Website and app data records:
▬▬▬▬▬▬▬▬▬▬
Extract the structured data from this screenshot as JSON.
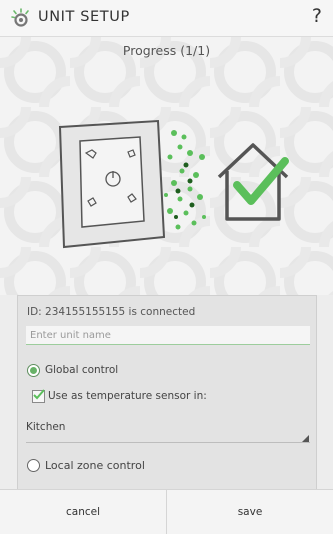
{
  "header": {
    "title": "UNIT SETUP",
    "help_label": "?",
    "app_icon": "gear-icon"
  },
  "progress": {
    "label": "Progress (1/1)"
  },
  "illustration": {
    "device_icons": [
      "hand-icon",
      "hand-icon",
      "hand-icon",
      "hand-icon",
      "power-icon"
    ],
    "house_icon": "house-check-icon",
    "accent_color": "#5bbf5b"
  },
  "panel": {
    "connection_status": "ID: 234155155155 is connected",
    "unit_name": {
      "value": "",
      "placeholder": "Enter unit name"
    },
    "global_control": {
      "label": "Global control",
      "selected": true
    },
    "temperature_sensor": {
      "label": "Use as temperature sensor in:",
      "checked": true
    },
    "room_select": {
      "value": "Kitchen"
    },
    "local_zone_control": {
      "label": "Local zone control",
      "selected": false
    }
  },
  "footer": {
    "cancel_label": "cancel",
    "save_label": "save"
  }
}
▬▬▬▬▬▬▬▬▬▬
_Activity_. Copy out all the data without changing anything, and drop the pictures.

_Result for this task_.
Extract the structured data from this screenshot as JSON.
{
  "header": {
    "title": "UNIT SETUP",
    "help_label": "?",
    "app_icon": "gear-icon"
  },
  "progress": {
    "label": "Progress (1/1)"
  },
  "illustration": {
    "device_icons": [
      "hand-icon",
      "hand-icon",
      "hand-icon",
      "hand-icon",
      "power-icon"
    ],
    "house_icon": "house-check-icon",
    "accent_color": "#5bbf5b"
  },
  "panel": {
    "connection_status": "ID: 234155155155 is connected",
    "unit_name": {
      "value": "",
      "placeholder": "Enter unit name"
    },
    "global_control": {
      "label": "Global control",
      "selected": true
    },
    "temperature_sensor": {
      "label": "Use as temperature sensor in:",
      "checked": true
    },
    "room_select": {
      "value": "Kitchen"
    },
    "local_zone_control": {
      "label": "Local zone control",
      "selected": false
    }
  },
  "footer": {
    "cancel_label": "cancel",
    "save_label": "save"
  }
}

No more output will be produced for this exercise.